### Material supplied:

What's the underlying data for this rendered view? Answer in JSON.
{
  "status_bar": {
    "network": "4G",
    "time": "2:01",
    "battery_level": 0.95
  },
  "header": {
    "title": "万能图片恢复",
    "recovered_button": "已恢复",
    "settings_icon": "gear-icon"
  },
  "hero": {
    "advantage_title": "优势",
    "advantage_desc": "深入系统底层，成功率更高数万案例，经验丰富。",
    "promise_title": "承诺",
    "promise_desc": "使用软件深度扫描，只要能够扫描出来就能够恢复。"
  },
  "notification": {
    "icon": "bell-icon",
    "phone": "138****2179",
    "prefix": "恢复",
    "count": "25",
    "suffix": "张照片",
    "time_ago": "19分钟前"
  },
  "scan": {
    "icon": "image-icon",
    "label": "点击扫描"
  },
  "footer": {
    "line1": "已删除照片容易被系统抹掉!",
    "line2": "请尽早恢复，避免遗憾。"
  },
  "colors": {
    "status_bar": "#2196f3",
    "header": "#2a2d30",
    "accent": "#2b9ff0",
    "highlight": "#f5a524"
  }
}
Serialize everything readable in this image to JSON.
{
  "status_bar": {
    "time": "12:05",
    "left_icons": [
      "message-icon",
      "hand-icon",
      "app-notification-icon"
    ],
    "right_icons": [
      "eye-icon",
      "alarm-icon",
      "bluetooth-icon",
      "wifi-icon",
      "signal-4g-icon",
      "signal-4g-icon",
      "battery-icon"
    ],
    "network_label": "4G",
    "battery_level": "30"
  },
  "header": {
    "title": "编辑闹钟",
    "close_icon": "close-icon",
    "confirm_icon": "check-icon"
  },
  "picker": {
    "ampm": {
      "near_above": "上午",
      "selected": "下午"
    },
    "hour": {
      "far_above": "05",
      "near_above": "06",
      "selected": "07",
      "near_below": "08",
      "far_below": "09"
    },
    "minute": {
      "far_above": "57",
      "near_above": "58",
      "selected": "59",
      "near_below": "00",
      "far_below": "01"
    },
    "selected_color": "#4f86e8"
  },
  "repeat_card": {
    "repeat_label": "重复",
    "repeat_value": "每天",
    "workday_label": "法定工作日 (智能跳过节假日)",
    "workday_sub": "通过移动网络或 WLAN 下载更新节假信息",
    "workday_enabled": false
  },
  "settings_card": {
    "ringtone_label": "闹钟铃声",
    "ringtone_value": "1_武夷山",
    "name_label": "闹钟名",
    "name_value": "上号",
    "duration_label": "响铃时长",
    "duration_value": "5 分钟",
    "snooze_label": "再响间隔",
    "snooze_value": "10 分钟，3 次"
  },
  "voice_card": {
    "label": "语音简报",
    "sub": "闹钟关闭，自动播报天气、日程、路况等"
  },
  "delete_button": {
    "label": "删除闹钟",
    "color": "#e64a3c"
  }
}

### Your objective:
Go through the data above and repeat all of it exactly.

### Solved problem:
What's the underlying data for this rendered view? Answer in JSON.
{
  "status_bar": {
    "network": "4G",
    "time": "2:01",
    "battery_level": 0.95
  },
  "header": {
    "title": "万能图片恢复",
    "recovered_button": "已恢复",
    "settings_icon": "gear-icon"
  },
  "hero": {
    "advantage_title": "优势",
    "advantage_desc": "深入系统底层，成功率更高数万案例，经验丰富。",
    "promise_title": "承诺",
    "promise_desc": "使用软件深度扫描，只要能够扫描出来就能够恢复。"
  },
  "notification": {
    "icon": "bell-icon",
    "phone": "138****2179",
    "prefix": "恢复",
    "count": "25",
    "suffix": "张照片",
    "time_ago": "19分钟前"
  },
  "scan": {
    "icon": "image-icon",
    "label": "点击扫描"
  },
  "footer": {
    "line1": "已删除照片容易被系统抹掉!",
    "line2": "请尽早恢复，避免遗憾。"
  },
  "colors": {
    "status_bar": "#2196f3",
    "header": "#2a2d30",
    "accent": "#2b9ff0",
    "highlight": "#f5a524"
  }
}
Serialize everything readable in this image to JSON.
{
  "status_bar": {
    "time": "12:05",
    "left_icons": [
      "message-icon",
      "hand-icon",
      "app-notification-icon"
    ],
    "right_icons": [
      "eye-icon",
      "alarm-icon",
      "bluetooth-icon",
      "wifi-icon",
      "signal-4g-icon",
      "signal-4g-icon",
      "battery-icon"
    ],
    "network_label": "4G",
    "battery_level": "30"
  },
  "header": {
    "title": "编辑闹钟",
    "close_icon": "close-icon",
    "confirm_icon": "check-icon"
  },
  "picker": {
    "ampm": {
      "near_above": "上午",
      "selected": "下午"
    },
    "hour": {
      "far_above": "05",
      "near_above": "06",
      "selected": "07",
      "near_below": "08",
      "far_below": "09"
    },
    "minute": {
      "far_above": "57",
      "near_above": "58",
      "selected": "59",
      "near_below": "00",
      "far_below": "01"
    },
    "selected_color": "#4f86e8"
  },
  "repeat_card": {
    "repeat_label": "重复",
    "repeat_value": "每天",
    "workday_label": "法定工作日 (智能跳过节假日)",
    "workday_sub": "通过移动网络或 WLAN 下载更新节假信息",
    "workday_enabled": false
  },
  "settings_card": {
    "ringtone_label": "闹钟铃声",
    "ringtone_value": "1_武夷山",
    "name_label": "闹钟名",
    "name_value": "上号",
    "duration_label": "响铃时长",
    "duration_value": "5 分钟",
    "snooze_label": "再响间隔",
    "snooze_value": "10 分钟，3 次"
  },
  "voice_card": {
    "label": "语音简报",
    "sub": "闹钟关闭，自动播报天气、日程、路况等"
  },
  "delete_button": {
    "label": "删除闹钟",
    "color": "#e64a3c"
  }
}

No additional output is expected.